» **THE PROBLEM**
If a line in the data below contains the word "this", copy it out.
◇ ◇ ◇ ◇ ◇
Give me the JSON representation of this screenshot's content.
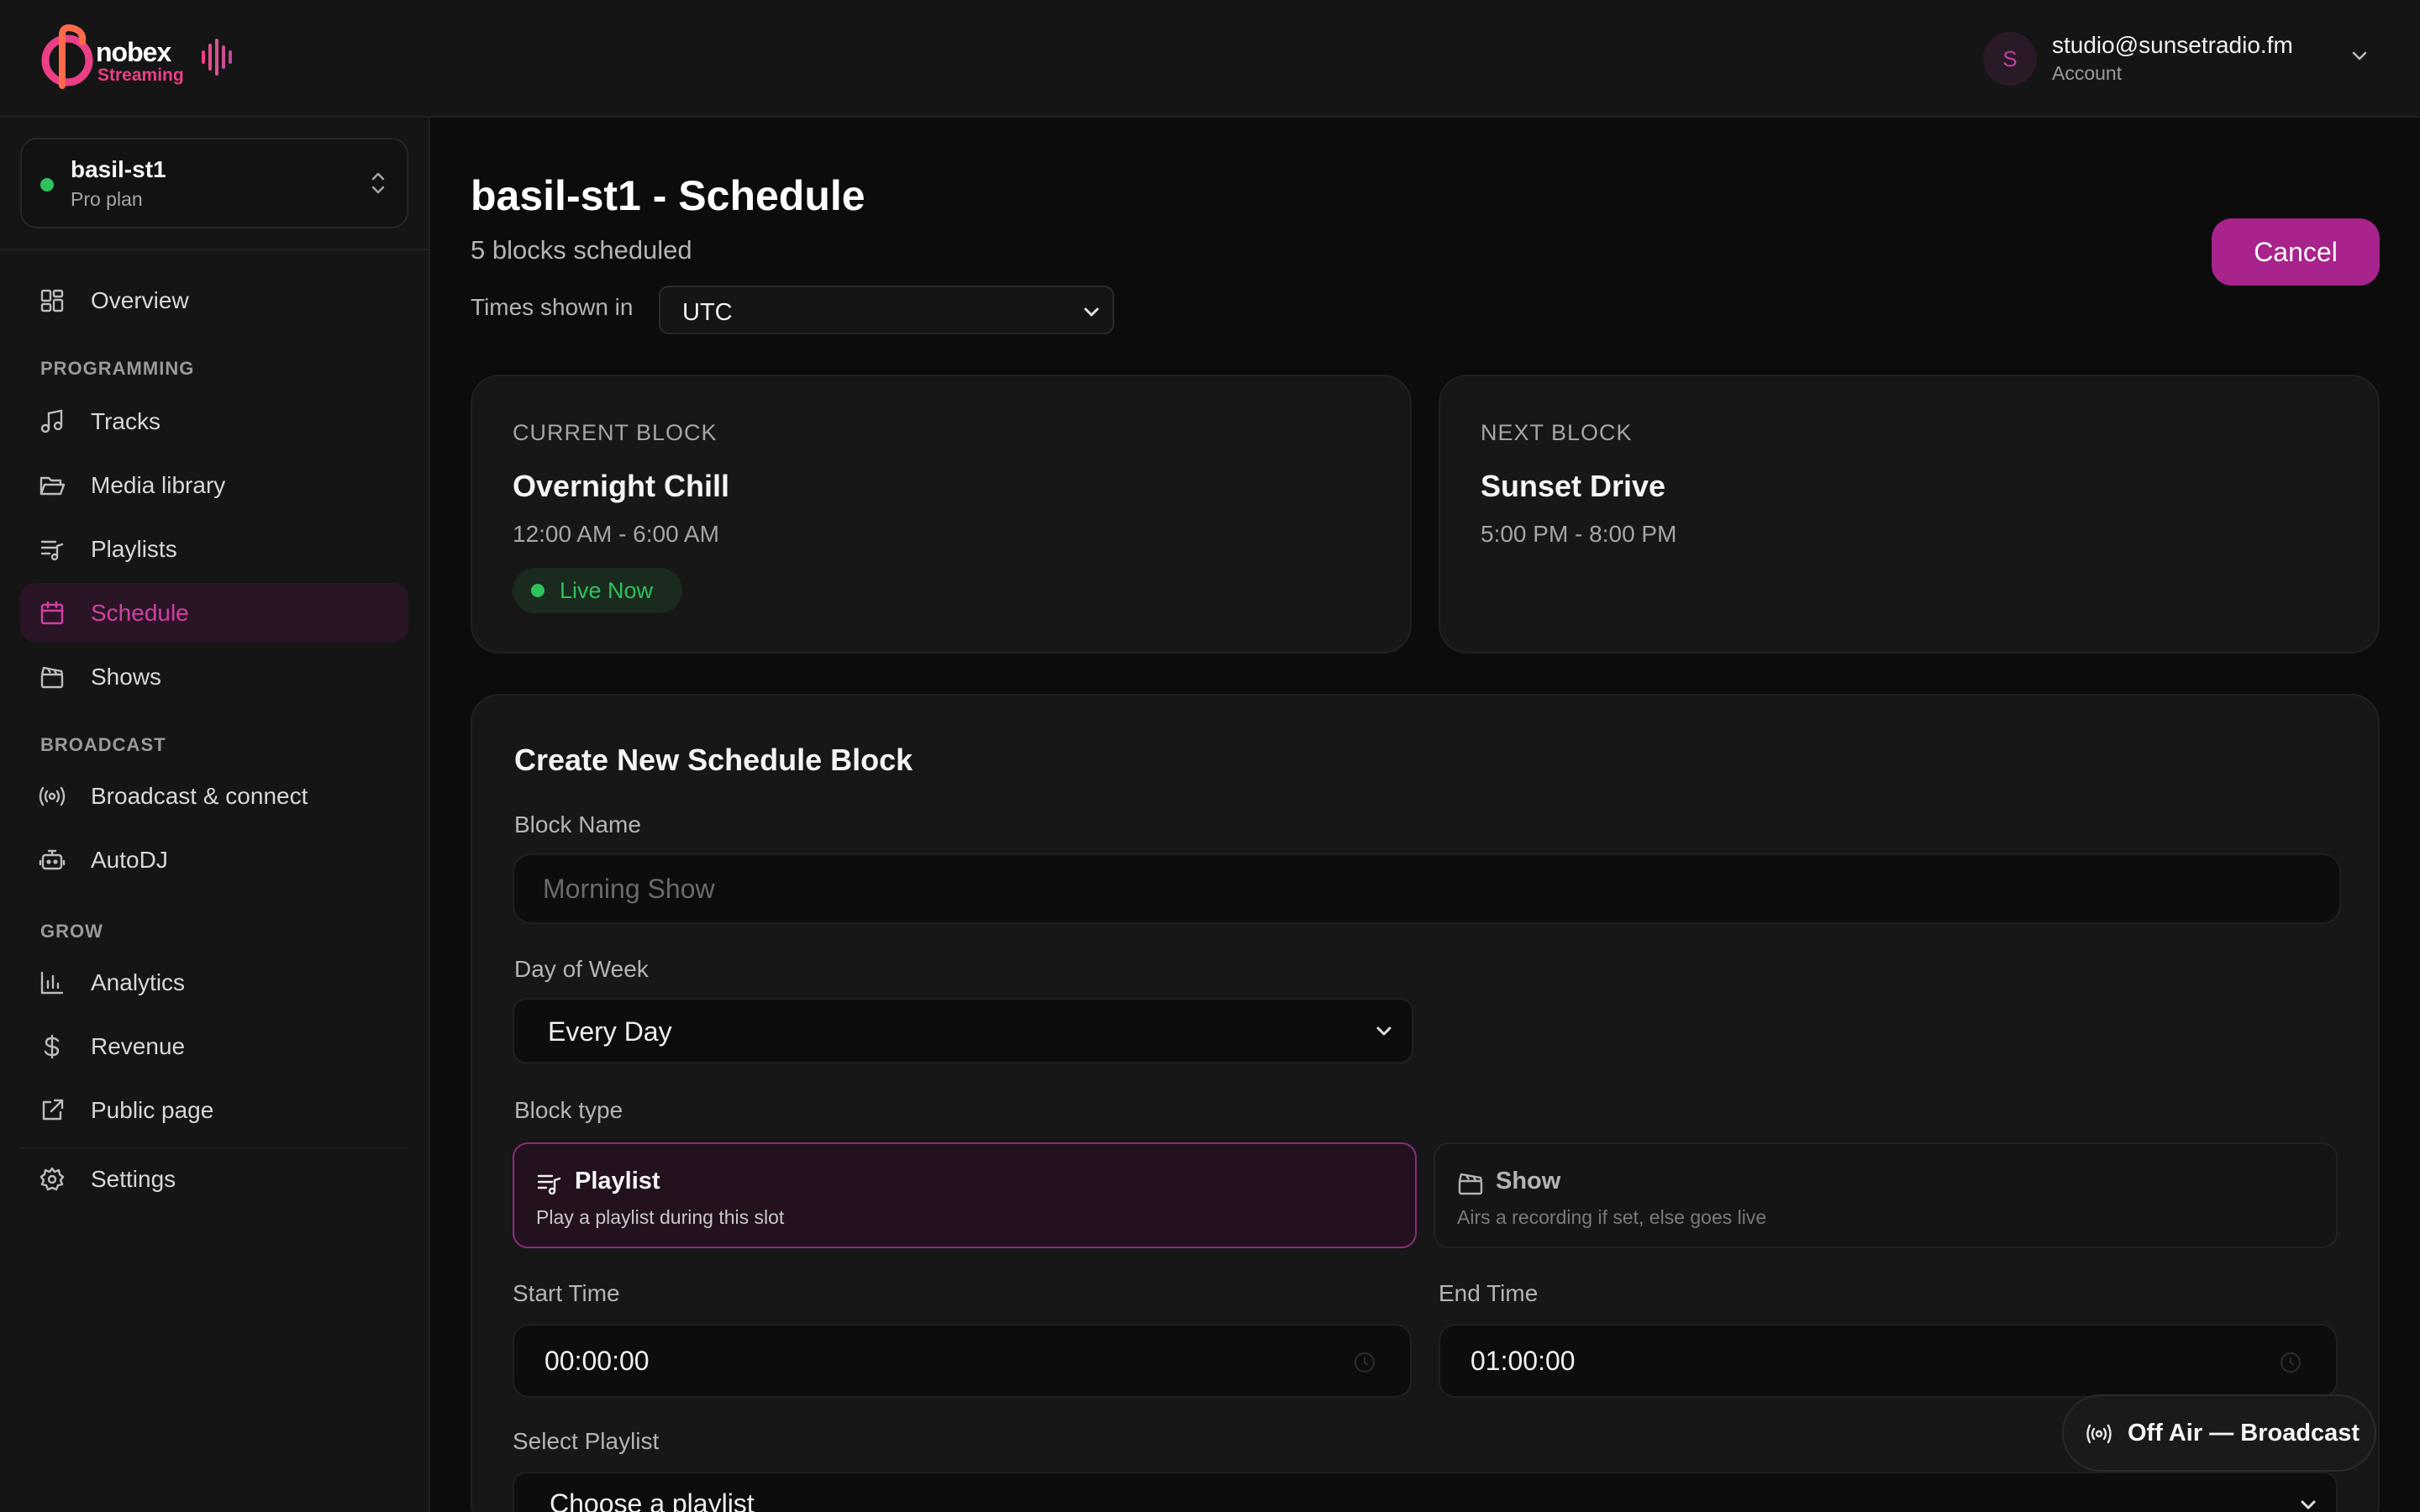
{
  "brand": {
    "name": "nobex",
    "sub": "Streaming",
    "colors": {
      "accent": "#a8238b",
      "active": "#d23fa3",
      "logo": "#ec3f86",
      "live": "#2fc25b"
    }
  },
  "account": {
    "avatar_letter": "S",
    "email": "studio@sunsetradio.fm",
    "label": "Account"
  },
  "station": {
    "name": "basil-st1",
    "plan": "Pro plan"
  },
  "sidebar": {
    "overview": "Overview",
    "sections": {
      "programming": "PROGRAMMING",
      "broadcast": "BROADCAST",
      "grow": "GROW"
    },
    "items": {
      "tracks": "Tracks",
      "media": "Media library",
      "playlists": "Playlists",
      "schedule": "Schedule",
      "shows": "Shows",
      "broadcast": "Broadcast & connect",
      "autodj": "AutoDJ",
      "analytics": "Analytics",
      "revenue": "Revenue",
      "public": "Public page",
      "settings": "Settings"
    }
  },
  "header": {
    "title": "basil-st1 - Schedule",
    "subtitle": "5 blocks scheduled",
    "tz_label": "Times shown in",
    "tz_value": "UTC",
    "cancel": "Cancel"
  },
  "current_block": {
    "tag": "CURRENT BLOCK",
    "name": "Overnight Chill",
    "time": "12:00 AM - 6:00 AM",
    "badge": "Live Now"
  },
  "next_block": {
    "tag": "NEXT BLOCK",
    "name": "Sunset Drive",
    "time": "5:00 PM - 8:00 PM"
  },
  "form": {
    "title": "Create New Schedule Block",
    "block_name_label": "Block Name",
    "block_name_placeholder": "Morning Show",
    "day_label": "Day of Week",
    "day_value": "Every Day",
    "type_label": "Block type",
    "types": {
      "playlist": {
        "name": "Playlist",
        "desc": "Play a playlist during this slot"
      },
      "show": {
        "name": "Show",
        "desc": "Airs a recording if set, else goes live"
      }
    },
    "start_label": "Start Time",
    "start_value": "00:00:00",
    "end_label": "End Time",
    "end_value": "01:00:00",
    "playlist_label": "Select Playlist",
    "playlist_value": "Choose a playlist"
  },
  "broadcast_pill": "Off Air — Broadcast"
}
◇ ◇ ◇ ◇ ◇
» **FINAL ANSWER**
Give me the JSON representation of this screenshot's content.
        "desc": "Play a playlist during this slot"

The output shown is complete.